* [Your instructions]: Copy all lines below containing "JSON".

::: Material provided

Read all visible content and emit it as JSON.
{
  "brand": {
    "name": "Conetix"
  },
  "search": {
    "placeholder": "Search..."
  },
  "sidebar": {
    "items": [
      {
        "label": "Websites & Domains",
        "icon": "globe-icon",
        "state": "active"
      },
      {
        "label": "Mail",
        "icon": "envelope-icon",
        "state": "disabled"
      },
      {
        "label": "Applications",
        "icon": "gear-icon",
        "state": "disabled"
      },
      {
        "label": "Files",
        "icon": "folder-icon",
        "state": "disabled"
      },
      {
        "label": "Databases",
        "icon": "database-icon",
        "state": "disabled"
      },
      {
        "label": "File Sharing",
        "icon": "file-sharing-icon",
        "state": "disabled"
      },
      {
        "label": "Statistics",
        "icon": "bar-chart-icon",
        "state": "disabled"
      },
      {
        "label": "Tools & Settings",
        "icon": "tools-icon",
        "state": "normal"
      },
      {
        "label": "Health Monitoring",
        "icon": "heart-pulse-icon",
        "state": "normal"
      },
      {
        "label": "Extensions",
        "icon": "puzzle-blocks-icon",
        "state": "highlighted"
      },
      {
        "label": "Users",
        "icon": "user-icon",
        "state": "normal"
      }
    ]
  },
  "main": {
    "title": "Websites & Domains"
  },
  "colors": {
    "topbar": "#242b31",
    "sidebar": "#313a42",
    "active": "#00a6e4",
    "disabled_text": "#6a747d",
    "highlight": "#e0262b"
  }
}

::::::
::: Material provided

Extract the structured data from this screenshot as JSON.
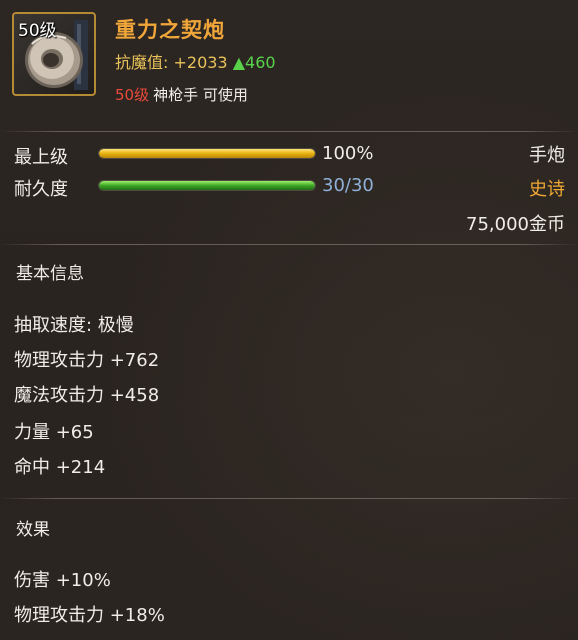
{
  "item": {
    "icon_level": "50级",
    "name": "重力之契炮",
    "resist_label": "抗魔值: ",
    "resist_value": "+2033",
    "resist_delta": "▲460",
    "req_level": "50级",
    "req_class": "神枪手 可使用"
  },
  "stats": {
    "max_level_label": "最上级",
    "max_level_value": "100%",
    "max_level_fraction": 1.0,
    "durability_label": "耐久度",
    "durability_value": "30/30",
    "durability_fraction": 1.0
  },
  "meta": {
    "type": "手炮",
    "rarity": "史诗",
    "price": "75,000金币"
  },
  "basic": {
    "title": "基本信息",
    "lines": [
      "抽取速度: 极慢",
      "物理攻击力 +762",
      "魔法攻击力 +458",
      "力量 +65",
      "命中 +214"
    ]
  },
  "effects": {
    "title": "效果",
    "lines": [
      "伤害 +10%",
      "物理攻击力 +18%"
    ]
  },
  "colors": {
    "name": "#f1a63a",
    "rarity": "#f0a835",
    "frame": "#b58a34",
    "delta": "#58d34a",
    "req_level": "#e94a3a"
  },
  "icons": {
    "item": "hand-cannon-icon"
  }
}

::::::

* [Answer box]:
Read all visible content and emit it as JSON.
Extract the structured data from this screenshot as JSON.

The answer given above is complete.